Instructions for the task - Copy each line below containing "JSON".
══ Provided records ══
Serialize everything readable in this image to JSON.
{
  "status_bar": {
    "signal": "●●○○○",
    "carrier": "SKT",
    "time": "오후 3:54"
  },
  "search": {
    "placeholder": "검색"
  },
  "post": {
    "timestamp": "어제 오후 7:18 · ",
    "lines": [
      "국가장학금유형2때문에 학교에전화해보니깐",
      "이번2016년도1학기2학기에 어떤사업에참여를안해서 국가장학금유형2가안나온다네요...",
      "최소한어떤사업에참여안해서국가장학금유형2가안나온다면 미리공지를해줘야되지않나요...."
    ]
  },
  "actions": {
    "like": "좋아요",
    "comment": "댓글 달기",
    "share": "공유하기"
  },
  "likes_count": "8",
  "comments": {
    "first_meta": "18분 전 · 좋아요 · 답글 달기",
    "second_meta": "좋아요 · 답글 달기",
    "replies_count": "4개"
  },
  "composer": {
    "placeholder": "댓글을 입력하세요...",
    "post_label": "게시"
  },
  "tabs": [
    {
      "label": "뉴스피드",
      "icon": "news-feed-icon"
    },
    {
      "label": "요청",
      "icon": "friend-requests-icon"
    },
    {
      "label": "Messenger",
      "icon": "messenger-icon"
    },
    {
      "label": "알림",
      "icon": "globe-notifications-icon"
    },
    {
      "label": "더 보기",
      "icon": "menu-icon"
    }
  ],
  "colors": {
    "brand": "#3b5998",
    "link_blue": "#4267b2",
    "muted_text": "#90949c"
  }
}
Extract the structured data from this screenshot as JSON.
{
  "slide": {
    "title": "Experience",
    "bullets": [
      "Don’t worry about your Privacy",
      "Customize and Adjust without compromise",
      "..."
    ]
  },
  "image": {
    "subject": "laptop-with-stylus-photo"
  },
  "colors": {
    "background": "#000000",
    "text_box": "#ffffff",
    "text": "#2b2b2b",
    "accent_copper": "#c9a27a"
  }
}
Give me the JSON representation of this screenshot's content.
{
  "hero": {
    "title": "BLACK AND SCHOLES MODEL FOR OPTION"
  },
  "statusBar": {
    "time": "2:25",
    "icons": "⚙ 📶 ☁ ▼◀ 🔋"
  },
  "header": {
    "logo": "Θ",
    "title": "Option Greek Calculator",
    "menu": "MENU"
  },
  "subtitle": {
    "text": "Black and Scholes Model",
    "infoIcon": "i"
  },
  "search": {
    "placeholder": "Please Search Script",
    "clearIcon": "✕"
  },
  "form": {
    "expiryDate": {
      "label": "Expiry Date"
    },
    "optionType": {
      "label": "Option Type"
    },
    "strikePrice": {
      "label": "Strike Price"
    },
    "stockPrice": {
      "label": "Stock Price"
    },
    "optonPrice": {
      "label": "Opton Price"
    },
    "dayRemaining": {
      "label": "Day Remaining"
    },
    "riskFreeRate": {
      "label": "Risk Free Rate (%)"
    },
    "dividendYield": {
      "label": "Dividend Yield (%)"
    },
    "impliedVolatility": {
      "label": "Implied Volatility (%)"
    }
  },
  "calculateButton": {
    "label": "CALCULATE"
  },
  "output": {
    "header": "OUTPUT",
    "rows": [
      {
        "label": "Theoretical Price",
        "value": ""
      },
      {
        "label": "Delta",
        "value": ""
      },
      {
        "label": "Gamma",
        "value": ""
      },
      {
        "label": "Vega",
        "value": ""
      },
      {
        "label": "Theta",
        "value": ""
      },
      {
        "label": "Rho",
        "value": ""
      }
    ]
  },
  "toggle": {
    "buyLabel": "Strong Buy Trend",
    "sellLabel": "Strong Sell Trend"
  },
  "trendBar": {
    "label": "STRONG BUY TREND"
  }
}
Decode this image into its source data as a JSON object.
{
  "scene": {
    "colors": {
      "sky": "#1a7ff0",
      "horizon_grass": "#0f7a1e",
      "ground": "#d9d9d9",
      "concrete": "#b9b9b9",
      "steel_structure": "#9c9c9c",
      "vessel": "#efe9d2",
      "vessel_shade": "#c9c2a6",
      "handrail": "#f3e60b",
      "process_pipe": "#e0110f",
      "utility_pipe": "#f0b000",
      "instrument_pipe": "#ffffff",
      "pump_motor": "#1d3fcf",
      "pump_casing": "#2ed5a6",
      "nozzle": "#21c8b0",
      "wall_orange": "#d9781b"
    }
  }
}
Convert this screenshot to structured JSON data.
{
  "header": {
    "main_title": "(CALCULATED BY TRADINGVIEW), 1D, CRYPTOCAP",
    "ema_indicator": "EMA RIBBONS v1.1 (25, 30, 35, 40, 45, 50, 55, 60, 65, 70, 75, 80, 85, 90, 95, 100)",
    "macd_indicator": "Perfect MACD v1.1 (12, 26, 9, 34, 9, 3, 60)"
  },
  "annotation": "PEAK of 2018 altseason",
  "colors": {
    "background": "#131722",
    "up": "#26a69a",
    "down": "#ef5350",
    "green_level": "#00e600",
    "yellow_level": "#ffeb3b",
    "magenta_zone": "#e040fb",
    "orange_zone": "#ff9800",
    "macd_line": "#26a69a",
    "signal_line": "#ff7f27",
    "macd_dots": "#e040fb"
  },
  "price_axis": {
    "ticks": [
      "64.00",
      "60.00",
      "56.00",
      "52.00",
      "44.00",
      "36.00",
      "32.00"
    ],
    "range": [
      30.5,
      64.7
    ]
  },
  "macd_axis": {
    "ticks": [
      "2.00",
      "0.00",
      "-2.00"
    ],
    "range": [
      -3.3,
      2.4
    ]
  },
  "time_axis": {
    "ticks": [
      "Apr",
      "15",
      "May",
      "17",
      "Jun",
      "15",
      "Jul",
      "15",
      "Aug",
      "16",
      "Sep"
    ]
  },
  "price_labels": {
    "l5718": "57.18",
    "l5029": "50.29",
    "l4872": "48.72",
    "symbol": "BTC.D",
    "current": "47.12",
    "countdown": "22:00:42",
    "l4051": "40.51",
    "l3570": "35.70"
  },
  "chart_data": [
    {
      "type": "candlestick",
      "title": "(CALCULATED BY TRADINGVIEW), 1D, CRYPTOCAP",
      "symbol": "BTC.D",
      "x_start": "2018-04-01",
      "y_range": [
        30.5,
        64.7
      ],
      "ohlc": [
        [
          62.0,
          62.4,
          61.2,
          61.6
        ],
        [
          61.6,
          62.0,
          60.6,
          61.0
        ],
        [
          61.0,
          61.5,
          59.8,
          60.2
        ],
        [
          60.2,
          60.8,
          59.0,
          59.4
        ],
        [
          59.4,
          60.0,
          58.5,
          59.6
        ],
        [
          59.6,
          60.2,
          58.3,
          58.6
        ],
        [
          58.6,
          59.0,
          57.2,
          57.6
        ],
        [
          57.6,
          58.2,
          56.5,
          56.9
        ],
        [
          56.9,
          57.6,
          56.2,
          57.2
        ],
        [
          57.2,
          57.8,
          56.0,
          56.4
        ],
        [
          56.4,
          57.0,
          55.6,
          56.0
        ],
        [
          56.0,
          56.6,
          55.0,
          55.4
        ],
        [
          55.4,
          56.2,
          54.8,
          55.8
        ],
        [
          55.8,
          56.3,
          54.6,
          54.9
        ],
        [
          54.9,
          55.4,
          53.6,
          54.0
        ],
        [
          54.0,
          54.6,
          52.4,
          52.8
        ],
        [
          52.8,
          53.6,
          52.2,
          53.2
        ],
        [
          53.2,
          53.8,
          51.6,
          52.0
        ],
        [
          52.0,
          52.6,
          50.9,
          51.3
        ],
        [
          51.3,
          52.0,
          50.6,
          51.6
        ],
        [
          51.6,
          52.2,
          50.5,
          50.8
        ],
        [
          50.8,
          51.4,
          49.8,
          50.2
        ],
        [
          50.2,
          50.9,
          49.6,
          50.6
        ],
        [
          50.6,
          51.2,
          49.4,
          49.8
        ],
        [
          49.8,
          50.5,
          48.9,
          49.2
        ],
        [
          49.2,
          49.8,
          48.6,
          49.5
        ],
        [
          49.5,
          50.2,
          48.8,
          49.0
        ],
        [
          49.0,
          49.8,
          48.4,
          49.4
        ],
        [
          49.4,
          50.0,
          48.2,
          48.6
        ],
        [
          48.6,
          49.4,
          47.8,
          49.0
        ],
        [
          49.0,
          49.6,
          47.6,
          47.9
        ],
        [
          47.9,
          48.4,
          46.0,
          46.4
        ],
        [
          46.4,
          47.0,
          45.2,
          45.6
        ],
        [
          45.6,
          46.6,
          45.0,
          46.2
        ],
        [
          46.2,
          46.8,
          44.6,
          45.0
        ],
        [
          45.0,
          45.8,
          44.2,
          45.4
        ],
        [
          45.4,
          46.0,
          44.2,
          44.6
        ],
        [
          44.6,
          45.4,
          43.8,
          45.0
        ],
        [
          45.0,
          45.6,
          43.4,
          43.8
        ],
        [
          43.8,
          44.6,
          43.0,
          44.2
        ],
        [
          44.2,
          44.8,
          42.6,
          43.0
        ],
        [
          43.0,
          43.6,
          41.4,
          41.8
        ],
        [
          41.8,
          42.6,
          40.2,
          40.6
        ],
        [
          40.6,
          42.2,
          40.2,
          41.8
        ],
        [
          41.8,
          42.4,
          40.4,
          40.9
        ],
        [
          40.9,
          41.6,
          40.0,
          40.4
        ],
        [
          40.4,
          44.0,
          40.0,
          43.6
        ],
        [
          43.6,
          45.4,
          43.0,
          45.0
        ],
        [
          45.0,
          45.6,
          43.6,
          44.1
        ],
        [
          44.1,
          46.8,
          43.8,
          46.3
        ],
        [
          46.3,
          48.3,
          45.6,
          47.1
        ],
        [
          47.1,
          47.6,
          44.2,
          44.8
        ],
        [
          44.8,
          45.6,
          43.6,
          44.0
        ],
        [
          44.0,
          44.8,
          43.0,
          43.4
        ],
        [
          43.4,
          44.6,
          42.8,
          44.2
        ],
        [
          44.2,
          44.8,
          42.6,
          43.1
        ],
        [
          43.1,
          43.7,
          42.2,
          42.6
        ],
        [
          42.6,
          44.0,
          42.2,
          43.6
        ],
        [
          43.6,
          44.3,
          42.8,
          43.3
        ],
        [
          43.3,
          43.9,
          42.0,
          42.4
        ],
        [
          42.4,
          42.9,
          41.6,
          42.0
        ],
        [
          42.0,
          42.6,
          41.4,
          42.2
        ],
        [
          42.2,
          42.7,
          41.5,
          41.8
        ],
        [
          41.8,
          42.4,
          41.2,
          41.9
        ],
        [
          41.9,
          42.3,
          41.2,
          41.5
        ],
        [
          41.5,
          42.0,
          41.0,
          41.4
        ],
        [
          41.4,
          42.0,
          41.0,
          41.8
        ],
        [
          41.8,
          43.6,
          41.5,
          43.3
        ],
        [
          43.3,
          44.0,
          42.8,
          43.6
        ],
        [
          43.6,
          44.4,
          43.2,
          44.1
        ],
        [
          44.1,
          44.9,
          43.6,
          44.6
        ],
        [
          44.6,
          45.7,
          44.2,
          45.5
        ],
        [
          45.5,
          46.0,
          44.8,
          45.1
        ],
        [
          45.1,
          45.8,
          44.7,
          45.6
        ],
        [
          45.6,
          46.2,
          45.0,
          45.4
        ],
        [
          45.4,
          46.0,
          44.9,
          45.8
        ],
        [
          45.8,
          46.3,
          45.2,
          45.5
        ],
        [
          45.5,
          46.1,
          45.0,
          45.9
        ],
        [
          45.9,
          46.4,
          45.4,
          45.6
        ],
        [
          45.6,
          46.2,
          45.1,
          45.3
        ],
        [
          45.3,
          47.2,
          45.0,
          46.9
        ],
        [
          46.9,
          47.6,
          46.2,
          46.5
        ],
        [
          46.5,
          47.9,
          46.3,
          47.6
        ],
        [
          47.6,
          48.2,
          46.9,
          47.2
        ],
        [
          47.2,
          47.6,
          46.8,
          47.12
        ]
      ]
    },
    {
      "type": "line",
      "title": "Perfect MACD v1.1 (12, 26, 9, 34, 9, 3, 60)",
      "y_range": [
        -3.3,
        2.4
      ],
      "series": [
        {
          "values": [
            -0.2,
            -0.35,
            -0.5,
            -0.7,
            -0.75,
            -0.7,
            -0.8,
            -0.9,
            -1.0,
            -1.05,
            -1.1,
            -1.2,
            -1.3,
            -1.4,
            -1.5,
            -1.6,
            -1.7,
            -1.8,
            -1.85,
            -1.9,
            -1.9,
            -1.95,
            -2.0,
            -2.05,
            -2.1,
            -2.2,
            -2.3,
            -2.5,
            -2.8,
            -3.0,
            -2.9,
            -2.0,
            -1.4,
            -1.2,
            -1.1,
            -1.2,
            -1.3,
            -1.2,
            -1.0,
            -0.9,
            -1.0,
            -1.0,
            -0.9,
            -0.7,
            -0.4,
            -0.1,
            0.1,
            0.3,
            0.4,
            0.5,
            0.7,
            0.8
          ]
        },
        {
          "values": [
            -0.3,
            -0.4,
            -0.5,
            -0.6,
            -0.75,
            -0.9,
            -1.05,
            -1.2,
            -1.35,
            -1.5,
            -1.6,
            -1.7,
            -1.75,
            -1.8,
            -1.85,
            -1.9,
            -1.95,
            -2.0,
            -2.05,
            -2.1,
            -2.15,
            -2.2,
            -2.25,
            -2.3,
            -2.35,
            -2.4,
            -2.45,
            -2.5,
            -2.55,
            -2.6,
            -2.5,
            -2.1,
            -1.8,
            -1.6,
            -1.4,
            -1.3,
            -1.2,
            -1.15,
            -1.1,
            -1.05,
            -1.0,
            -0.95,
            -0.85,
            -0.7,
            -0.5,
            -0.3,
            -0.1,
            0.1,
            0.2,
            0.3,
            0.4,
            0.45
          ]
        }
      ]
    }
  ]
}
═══
Exercise result -
Serialize everything readable in this image to JSON.
Extract the structured data from this screenshot as JSON.
Give me the JSON representation of this screenshot's content.
Decode this image into its source data as a JSON object.
Convert this screenshot to structured JSON data.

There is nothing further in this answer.